See the notice at the end if you are using an older operating system than Windows XP.
Step 1: Create a Batch File
c:\windows\system32\shutdown -s -f -t 00 (or do ...shutdown -p -f)
c:\windows\system32\shutdown -r -t 00
Save it anywhere you like as shutdown (or whichever accordingly) .bat so it would be "shutdown.bat" for example.
DO NOT save as a -.bat.txt, you are then merely saving text.
Step 2: Schedule It
In Windows Vista or 7 search "task"; Task Scheduler should be at the top of the list. Open it. Click "create basic task". Type in the name you want to call it and a description if you like. Specify when you want it to start. Specify date, time, and recurrence. Choose an action (start a program). Browse for the batch file. At the end, view over it to make sure it is exactly what you want, and click finish. At the task manager main menu, you will have to refresh the list at the bottom for your new batch file to appear (this is optional, it will take affect either way). It is best for the computer to restart to take affect.
Windows XP users and older with have a slightly different process. See next step.
Step 3: Schedule It for XP and Older
For computers running XP and older, follow these steps. First, open Scheduled Tasks (all programs\accessories\system tools\scheduled tasks). Add Scheduled Task; a wizard comes up. Select the batch file. Choose the conditions under which this task will perform. Give specific date, time, and recurrence. If you use a password enter it. Finish it.
Step 4: Task Properties
In Windows XP and older, open Scheduled Tasks. Right-click your task and open up its properties. Make favorable adjustments in the settings tab.
Step 5: Notes
-s indicates that the shutdown application is actually going to shut down the computer
-f forces all running programs to close
-t 00 indicates no delay in execution (this does not apply to the hibernate batch file)
-r indicates a restart
/h indicates hibernation
-t xx timeout period (xx is number of seconds)
-l is logoff [L] (can only be used by itself)
-a is to abort an already initiated sequence
-i opens the shutdown GUI
-m \\computername name of computer that action is applied to (using your computer name is
same as not putting it in and may be configured to shut down a local
remote computer though I am not sure how
-g restarts computer and any registered applications

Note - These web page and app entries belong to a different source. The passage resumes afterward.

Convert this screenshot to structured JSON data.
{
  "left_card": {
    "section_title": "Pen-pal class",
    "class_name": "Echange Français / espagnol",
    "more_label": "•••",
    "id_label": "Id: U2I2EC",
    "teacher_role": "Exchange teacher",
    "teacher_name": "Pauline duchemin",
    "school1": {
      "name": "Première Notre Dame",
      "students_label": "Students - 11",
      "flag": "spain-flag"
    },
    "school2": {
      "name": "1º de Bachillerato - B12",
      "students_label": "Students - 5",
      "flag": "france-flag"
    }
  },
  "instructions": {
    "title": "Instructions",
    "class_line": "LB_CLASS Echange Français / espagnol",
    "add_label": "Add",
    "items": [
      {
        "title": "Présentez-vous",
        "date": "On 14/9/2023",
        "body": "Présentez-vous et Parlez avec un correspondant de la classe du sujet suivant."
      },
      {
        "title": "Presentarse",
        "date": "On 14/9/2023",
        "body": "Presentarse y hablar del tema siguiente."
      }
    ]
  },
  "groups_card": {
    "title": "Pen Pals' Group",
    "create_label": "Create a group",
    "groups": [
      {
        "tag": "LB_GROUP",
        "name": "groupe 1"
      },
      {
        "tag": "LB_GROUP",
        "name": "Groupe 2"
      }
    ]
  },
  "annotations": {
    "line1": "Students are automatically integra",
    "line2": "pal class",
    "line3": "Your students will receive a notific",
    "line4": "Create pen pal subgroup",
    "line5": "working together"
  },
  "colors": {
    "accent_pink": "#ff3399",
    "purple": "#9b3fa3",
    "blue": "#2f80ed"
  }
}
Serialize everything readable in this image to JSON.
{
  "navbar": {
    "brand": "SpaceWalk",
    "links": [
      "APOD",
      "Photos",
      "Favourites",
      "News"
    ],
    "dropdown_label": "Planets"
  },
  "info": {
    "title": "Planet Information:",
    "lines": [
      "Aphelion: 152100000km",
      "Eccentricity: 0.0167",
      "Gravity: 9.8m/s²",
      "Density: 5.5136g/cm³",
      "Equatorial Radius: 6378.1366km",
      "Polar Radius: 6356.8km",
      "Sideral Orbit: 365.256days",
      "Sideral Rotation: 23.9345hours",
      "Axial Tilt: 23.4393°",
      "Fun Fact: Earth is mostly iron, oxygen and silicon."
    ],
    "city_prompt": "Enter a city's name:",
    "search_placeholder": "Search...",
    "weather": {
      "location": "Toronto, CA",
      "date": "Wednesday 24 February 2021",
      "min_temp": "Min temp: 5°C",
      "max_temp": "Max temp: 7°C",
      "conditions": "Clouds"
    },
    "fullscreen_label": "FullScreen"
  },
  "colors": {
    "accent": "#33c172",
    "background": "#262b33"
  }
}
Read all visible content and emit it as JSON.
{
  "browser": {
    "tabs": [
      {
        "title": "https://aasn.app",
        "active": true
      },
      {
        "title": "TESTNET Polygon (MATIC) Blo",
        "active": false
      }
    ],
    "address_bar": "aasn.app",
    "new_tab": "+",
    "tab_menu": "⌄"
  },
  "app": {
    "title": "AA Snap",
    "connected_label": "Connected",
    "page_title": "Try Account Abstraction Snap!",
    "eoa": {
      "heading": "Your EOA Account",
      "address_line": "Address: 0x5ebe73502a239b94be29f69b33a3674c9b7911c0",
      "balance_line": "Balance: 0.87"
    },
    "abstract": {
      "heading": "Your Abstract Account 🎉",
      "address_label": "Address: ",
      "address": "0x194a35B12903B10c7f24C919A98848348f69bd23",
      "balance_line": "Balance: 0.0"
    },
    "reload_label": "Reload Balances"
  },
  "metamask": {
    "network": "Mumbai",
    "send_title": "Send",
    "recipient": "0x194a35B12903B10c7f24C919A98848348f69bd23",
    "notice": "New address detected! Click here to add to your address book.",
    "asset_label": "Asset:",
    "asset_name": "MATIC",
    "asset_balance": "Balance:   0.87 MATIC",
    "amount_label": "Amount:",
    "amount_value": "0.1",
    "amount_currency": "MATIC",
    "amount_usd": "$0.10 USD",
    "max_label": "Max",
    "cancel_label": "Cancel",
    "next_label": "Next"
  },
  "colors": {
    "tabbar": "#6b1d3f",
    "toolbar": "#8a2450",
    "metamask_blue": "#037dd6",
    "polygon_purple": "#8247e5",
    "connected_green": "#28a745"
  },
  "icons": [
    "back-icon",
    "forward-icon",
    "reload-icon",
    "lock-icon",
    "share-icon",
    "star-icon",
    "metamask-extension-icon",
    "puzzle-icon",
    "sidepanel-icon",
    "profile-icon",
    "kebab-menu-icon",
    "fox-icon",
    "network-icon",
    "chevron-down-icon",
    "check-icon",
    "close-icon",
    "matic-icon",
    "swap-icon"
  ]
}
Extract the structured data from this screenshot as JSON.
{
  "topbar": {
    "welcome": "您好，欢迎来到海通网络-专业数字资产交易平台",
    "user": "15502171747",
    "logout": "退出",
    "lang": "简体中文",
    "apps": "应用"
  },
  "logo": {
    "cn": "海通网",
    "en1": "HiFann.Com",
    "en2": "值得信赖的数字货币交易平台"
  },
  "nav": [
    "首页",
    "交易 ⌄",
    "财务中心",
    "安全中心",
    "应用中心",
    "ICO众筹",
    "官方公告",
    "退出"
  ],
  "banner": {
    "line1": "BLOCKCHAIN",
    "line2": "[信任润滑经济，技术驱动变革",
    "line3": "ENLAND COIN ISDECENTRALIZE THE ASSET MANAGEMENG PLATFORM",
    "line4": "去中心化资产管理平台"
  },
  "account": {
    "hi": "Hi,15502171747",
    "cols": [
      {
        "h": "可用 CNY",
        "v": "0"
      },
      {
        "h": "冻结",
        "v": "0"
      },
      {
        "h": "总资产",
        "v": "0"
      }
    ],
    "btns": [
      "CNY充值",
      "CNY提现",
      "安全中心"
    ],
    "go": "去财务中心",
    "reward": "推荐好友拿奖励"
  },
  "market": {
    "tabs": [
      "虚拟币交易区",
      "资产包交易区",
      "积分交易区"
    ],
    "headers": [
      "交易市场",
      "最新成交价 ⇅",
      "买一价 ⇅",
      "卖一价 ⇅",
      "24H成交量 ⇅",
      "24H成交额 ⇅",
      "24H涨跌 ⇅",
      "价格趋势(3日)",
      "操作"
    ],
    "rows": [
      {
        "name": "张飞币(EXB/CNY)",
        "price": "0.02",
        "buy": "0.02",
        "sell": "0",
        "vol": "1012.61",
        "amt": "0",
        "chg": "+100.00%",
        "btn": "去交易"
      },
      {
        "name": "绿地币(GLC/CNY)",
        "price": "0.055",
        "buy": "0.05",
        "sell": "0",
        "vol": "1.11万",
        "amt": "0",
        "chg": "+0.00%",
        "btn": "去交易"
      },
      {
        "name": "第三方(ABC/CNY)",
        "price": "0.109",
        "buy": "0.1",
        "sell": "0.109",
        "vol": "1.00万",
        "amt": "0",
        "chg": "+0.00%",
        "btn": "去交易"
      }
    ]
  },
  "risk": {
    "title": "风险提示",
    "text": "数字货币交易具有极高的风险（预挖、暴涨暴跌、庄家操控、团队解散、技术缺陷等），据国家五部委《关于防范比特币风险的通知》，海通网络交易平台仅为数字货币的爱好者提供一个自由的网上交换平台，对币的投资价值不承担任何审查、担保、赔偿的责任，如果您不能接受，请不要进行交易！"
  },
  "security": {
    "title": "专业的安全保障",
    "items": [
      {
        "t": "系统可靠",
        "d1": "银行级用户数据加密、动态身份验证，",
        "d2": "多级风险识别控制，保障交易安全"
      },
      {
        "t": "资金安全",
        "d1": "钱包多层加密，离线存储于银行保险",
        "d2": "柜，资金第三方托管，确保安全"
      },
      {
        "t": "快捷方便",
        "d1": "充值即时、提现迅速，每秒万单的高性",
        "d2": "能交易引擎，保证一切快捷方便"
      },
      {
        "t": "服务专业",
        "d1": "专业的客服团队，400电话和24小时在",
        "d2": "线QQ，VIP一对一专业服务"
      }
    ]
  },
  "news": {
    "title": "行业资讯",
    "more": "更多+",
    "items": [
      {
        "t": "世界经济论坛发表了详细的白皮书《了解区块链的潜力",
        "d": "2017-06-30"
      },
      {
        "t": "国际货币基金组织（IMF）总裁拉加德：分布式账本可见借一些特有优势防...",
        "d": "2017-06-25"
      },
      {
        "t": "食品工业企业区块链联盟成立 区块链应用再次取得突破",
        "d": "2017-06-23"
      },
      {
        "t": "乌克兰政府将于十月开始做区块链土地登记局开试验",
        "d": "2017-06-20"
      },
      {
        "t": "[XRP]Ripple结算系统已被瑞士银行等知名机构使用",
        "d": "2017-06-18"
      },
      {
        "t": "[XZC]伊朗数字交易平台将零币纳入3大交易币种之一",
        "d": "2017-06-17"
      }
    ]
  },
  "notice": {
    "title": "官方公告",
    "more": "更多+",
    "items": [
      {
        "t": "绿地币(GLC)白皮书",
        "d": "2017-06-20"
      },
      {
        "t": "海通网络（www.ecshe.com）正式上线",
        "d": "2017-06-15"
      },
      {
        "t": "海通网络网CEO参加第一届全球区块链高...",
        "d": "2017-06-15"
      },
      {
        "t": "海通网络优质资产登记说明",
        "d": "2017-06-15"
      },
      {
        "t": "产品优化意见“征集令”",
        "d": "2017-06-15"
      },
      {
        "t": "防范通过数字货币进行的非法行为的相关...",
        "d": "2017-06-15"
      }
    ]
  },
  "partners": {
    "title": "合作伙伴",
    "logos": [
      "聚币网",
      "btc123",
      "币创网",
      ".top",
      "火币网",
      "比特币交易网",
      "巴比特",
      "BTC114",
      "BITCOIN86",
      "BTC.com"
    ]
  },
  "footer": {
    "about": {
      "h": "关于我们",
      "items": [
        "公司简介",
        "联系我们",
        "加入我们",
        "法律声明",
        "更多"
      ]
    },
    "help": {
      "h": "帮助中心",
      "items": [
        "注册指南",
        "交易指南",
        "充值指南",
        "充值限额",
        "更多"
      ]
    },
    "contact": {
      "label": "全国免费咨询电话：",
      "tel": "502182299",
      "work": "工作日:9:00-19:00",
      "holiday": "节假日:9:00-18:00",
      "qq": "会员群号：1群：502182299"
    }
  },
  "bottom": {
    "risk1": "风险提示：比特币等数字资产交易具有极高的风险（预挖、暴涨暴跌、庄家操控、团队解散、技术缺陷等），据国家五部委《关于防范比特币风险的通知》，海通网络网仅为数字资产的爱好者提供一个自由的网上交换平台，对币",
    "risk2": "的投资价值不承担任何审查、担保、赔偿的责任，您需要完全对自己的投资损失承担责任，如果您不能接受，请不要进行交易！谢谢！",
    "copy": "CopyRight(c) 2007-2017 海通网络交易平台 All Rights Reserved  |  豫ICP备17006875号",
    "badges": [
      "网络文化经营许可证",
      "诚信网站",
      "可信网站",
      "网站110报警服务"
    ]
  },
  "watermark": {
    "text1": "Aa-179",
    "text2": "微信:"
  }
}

-p turn off computer with no time-out or warning (same as ..shutdown -s -t 00)
-e document reason for unexpected shutdown
-c "comment" comment on the action
-d [p or u]:xx:yy reason; p indicates it is planned; u indicates it is user defined; xx and yy are
reason ID numbers (u:0:0 is easiest, it means other and unplanned)
All these functions also work in comand prompt (cmd). In cmd, you also do not have type the entire filepath.
Type shutdown in cmd and it will give a list of these variables. Note, not all operating systems will give a complete list, some may not give all the reason ID numbers, some may not have all the variables or may not support them, some may even simply shut down no matter what form of the shutdown command is put in the command line.
When in cmd or making a batch file, doing more than what I have simply told you requires following a strict syntax. Does NOT include the brackets. (The "or"s also are exempt from it):
shutdown [-i or -l or -s or -r or -g or -a or -p or /h or -e] -f -m \\computername -t xx -d [p or u]:xx:yy -c "comment"
You probably already knew this, but these batch files work under normal conditions, not just as scheduled tasks. Click it like you would any other icon or program to run it in Windows.